John is the company’s CEO. While he has achieved business growth, he still knows that he requires new marketing tools to further the success of his company on the dynamic and highly competitive landscape. He needs an agency that can deliver results. John wants to see a return on investment (ROI) on any marketing dollars spent. He wants the website to pay for itself. He is not the most visually oriented person so he wants to see results in dollars, more so than aesthetics.
Conclusion: John is the decision maker who will be signing off on the expense of redoing the website. He is driven by ROI (return on investment) and he wants to see “where is the money?”
How are Personas Developed?
In order to create a persona, you must first get to know your audience. The best way to do this is to conduct individual interviews or focus groups with your potential and current customers. It is preferable to use a third party to conduct this research because your customers will be more comfortable answering openly and honestly, as opposed to feeling pressured to give the answers they think you want to hear. Participants are asked about topics such as their perceptions of the business’s services, what they value in them, why would they recommend the company, and more.
How many personas should there be?
There is no magic number for the number of personas that you should develop for your website project. However, there must be at least two to three to accurately portray the various user groups for your company and website. As these personas will be used for assessing the reaction of your actual customers to each element of your website, you want to make sure each group is represented. However, you do not want to create so many personas that the design and development of your website is hindered by “paralysis by analysis.” The maximum to aim for when it comes to number of personas is five to six. A general rule of thumb is making sure your demographics are accurately represented and you are not going too much into detail.
How are Personas Used in Website Design?
Personas are used to judge the effectiveness of the various elements of the website throughout the process. They affect the outcome and analytics of your site. Ask yourself these questions:
- Tag Lines:
Do the tag lines draw John in for ROI? Do they promise marketing success for Leslie? Did they influence Mary in wanting to present the option to her boss?
- Value-added Statements and Calls-to-Action:
Did the call to action influence John, Leslie & Mary to proceed to the next step? Was each call to action specific in targeting John’s goal of ROI, helping Leslie reach her marketing goal and Mary’s task of searching for suitable partners?
Does the design impress John with clarity and delivery of information? Is Leslie impressed in overall aesthetics? Was Mary impressed enough to present it to her boss?
- User Experience:
Did John find that it was easy to find the information he was looking for? Was Leslie’s experience and time on the site informative and enjoyable? Did Mary find all the information she was looking for to make the recommendation?

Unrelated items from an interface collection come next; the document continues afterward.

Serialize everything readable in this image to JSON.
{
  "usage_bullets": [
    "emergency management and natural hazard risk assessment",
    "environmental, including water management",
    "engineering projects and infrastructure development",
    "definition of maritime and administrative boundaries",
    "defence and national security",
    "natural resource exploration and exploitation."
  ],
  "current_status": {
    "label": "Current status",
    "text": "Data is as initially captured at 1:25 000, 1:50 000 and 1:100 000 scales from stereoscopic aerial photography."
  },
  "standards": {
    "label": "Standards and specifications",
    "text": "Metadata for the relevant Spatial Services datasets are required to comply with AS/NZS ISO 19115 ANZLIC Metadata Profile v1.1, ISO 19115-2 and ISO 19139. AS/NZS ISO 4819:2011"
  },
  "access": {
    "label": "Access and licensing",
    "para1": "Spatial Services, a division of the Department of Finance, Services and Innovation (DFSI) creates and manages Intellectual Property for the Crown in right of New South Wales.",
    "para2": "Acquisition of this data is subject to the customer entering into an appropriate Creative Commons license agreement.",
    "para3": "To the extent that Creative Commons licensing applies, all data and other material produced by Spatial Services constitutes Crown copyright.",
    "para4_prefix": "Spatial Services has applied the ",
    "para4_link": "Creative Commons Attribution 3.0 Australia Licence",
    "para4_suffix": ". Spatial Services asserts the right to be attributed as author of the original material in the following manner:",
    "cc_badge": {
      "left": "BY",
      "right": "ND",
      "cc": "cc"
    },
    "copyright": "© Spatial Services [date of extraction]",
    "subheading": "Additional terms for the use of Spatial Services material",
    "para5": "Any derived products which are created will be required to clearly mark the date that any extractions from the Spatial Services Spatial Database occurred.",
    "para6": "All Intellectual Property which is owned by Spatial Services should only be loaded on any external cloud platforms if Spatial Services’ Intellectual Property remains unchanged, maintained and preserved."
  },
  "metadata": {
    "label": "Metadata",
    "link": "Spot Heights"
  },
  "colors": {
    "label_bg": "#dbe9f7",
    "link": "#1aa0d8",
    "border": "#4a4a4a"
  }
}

- Features and Functionality:
Did John, Leslie & Mary find the features useful to achieve their objectives?
Did John download a whitepaper on website ROI? Did Leslie sign up to the newsletter to retrieve more information? Can Mary easily request more information to pass on to her bosses?

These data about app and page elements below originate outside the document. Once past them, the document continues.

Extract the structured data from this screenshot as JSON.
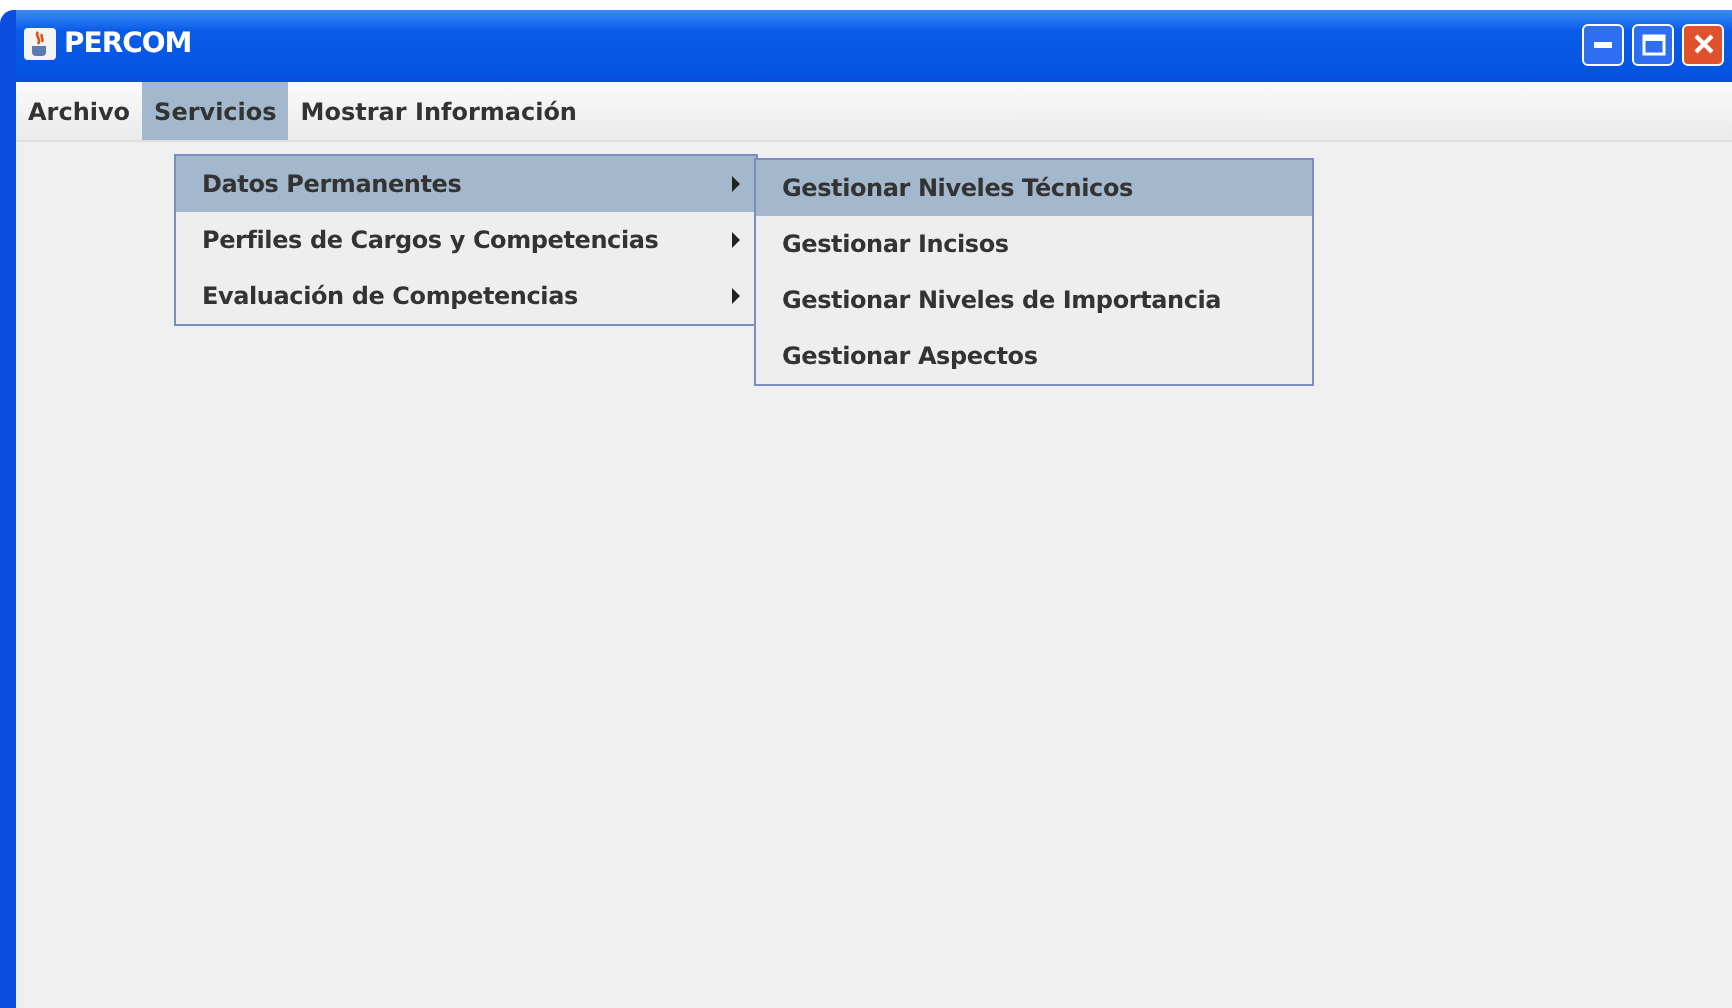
{
  "window": {
    "title": "PERCOM"
  },
  "menu_bar": [
    {
      "label": "Archivo",
      "selected": false
    },
    {
      "label": "Servicios",
      "selected": true
    },
    {
      "label": "Mostrar Información",
      "selected": false
    }
  ],
  "menu": [
    {
      "label": "Datos Permanentes",
      "selected": true,
      "has_submenu": true
    },
    {
      "label": "Perfiles de Cargos y Competencias",
      "selected": false,
      "has_submenu": true
    },
    {
      "label": "Evaluación de Competencias",
      "selected": false,
      "has_submenu": true
    }
  ],
  "submenu": [
    {
      "label": "Gestionar Niveles Técnicos",
      "selected": true
    },
    {
      "label": "Gestionar Incisos",
      "selected": false
    },
    {
      "label": "Gestionar Niveles de Importancia",
      "selected": false
    },
    {
      "label": "Gestionar Aspectos",
      "selected": false
    }
  ]
}
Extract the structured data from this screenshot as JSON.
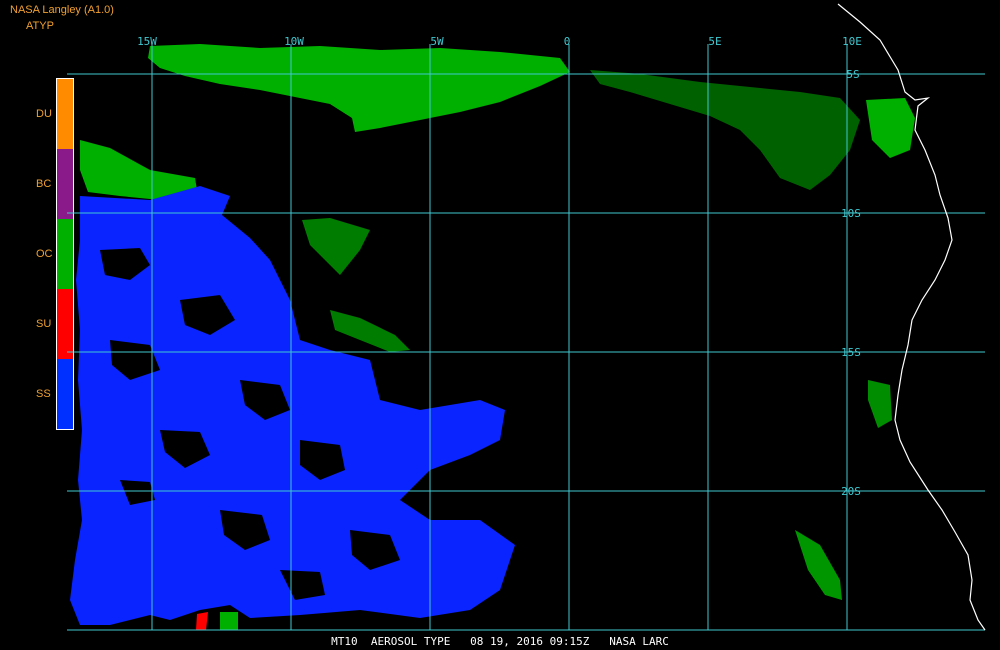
{
  "header": {
    "title": "NASA Langley (A1.0)",
    "product": "ATYP"
  },
  "legend": {
    "items": [
      {
        "label": "DU",
        "color": "#ff8c00"
      },
      {
        "label": "BC",
        "color": "#8a1a8a"
      },
      {
        "label": "OC",
        "color": "#00b000"
      },
      {
        "label": "SU",
        "color": "#ff0000"
      },
      {
        "label": "SS",
        "color": "#0030ff"
      }
    ]
  },
  "map": {
    "lon_labels": [
      "15W",
      "10W",
      "5W",
      "0",
      "5E",
      "10E"
    ],
    "lat_labels": [
      "5S",
      "10S",
      "15S",
      "20S"
    ],
    "grid_color": "#40c8d0",
    "coast_color": "#ffffff"
  },
  "footer": {
    "text": "MT10  AEROSOL TYPE   08 19, 2016 09:15Z   NASA LARC"
  }
}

- Social Media Integration:
Does Leslie have an incentive to connect with the company on LinkedIn? Would Mary want to share the website’s blog post with her friends on Facebook?